boss 2019

(Hunters Race, Unsplash)

This article is brought to you thanks to the collaboration of The European Sting with the World Economic Forum.

Author: Earl Valencia, Founding Adviser, QBO, the National Innovation Center of the Philippines

When was the last time you saw your CEO or vice president shadow the call centre or the factory floor? When was the last time your managing director came up to talk to employees about their needs and pain points in the workplace?

The answer for most employees is never. There are employees who never see their executives over an entire career, save on the internal website or the latest organisational chart. The corporate hierarchy today creates executives who focus upwards rather than leaders who focus on building the foundations of their business.

In the new digital age, where speed, client focus, employee retention, humility and empathy are key leadership qualities, one of the most important activities an executive an carry out is to ‘shadow’ his or her staff.

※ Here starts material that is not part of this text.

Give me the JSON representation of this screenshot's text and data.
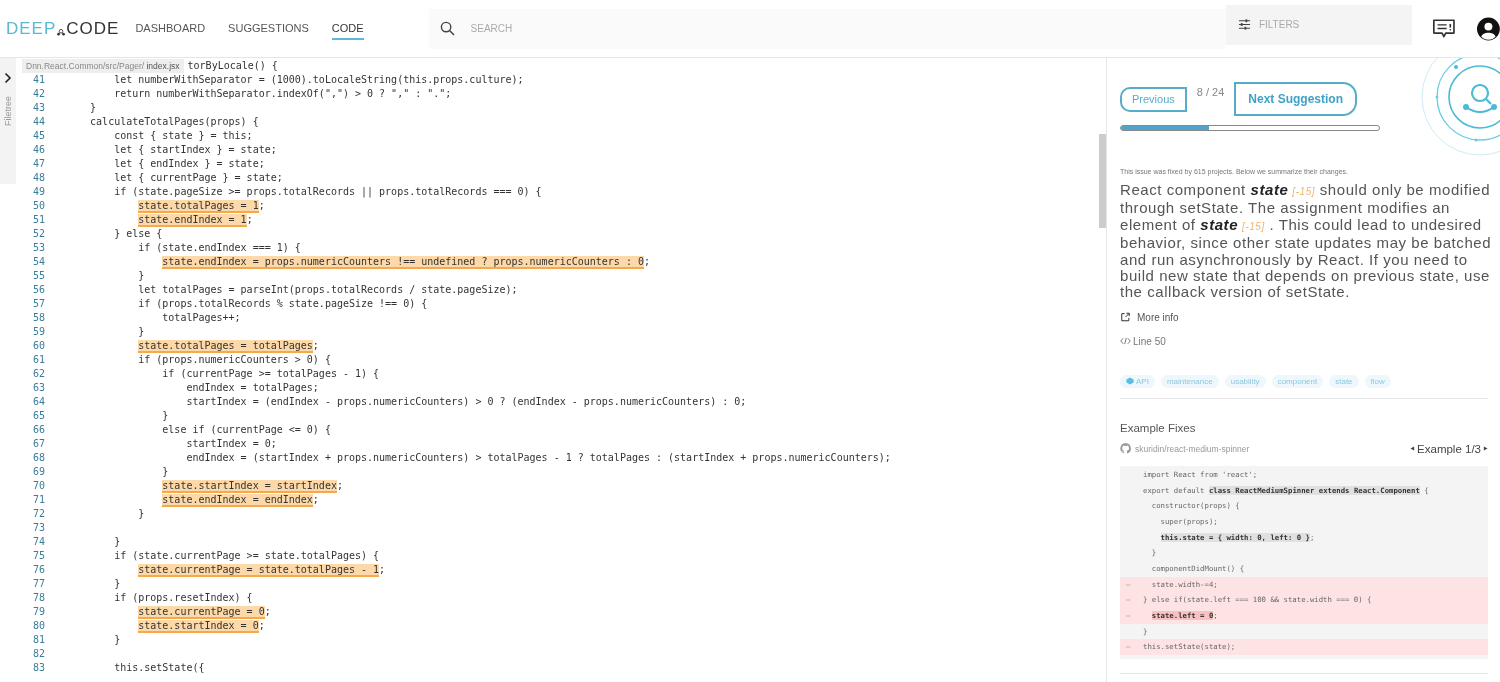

One of my favourite TV shows in the US is called Undercover Boss, in which senior executives, typically CEOs or presidents, don a disguise and join the lower ranks of the company they lead. It typically ends with a big reveal, in which the boss loses the costume and shares the lessons they learned during the experience.

When I was studying for an MBA, one of the key lessons was to always keep your ears to the ground as a company founder or executive. When I went on to run a small company, I knew every employee, oversaw every hire myself and even knew the security guards’ names by heart. But when I moved on to larger Fortune 500 companies, it no longer felt practical to be that close to the ground; after all, it was a job that could be delegated.

At least, that’s what I thought.

In my first month at a Fortune 500 company, where I’d taken a job as managing director of digital transformation, I asked a senior colleague what might be the best way to learn the business, the people and the culture. His advice was to shadow our operations and call centres. So I spent the best part of a week going to different teams and sitting side by side with staff. There, I learned some of the most important leadership lessons of my career.

Here are my top five.

1. The power of ideas. Staff have a lot of suggestions for improvement, since they are closest to the customer. They often understand where the business’s real pressure points lie and can help you make their own work more efficient.

2. Keeping your ear close to the customers. Listening to calls, queries and feedback from customers gives you a useful perspective on the needs of your market, whether simple or complicated, and it uncovers opportunities for improvement.

3. You reputation is only as good as your customer service. You will learn to appreciate the unsung heroics of your staff, as they make sure that your clients are taken care of no matter what. In the world of artificial intelligence and automation, care and empathy is what will differentiate your company’s reputation.

4. Translate executive speak. Students of MBAs learn to speak in a different language, using words that sound smart but are meaningless to most. If you want to create massive change, people have to understand your message.

5. Being a leader means taking care of people. The most valuable asset of any business is its employees, and the first priority of a leader is to make sure that the future of your staff and their families are taken care of, so that they can focus on taking care of the clients for you.

Since then, I have gone “undercover” twice more. Each time, I learn an increasing amount about the people and the culture of our business and its digital transformation.

My question to you right now, as a leader in your own company, is this. When was the last time you stepped out of your comfort zone and went among the people who work for you? Are you ready to listen and watch with empathy as jobs and workplaces are transformed by the Fourth Industrial Revolution – or will you be left behind with old-world hierarchical thinking? The choice is yours.